Segment Open

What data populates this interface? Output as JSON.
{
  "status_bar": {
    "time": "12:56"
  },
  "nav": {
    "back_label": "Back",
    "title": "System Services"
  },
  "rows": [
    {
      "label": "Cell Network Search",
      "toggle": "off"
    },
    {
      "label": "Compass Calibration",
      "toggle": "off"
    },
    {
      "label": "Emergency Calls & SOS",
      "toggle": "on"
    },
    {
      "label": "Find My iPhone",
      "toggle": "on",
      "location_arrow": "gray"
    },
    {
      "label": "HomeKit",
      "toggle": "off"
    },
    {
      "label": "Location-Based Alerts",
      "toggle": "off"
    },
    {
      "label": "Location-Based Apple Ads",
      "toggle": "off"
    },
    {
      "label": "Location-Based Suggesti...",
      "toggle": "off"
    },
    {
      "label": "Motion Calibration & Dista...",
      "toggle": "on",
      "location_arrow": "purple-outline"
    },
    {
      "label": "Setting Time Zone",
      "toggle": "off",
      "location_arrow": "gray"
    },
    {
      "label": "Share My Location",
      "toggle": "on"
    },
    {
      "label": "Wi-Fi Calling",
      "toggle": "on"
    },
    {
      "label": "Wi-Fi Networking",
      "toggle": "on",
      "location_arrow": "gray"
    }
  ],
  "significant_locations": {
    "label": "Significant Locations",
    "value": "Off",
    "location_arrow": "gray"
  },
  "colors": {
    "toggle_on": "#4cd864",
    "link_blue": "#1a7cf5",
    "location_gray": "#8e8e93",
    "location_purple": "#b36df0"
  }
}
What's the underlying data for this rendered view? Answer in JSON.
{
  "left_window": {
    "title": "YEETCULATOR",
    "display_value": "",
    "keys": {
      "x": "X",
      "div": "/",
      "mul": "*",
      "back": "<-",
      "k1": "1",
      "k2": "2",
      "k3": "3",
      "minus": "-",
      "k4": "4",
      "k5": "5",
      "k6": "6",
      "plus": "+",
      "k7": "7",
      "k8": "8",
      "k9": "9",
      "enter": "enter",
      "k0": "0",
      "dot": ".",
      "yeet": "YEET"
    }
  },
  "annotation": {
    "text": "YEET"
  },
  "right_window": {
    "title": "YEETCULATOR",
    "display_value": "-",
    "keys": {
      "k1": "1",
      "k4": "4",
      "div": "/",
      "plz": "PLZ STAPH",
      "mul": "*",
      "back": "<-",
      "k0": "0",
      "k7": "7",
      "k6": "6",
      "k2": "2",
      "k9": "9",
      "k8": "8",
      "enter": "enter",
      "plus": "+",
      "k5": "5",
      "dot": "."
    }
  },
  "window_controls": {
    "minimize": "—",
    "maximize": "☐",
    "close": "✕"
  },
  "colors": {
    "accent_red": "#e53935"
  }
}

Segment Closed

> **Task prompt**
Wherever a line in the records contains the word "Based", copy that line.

> **Result below**
      "label": "Location-Based Alerts",
      "label": "Location-Based Apple Ads",
      "label": "Location-Based Suggesti...",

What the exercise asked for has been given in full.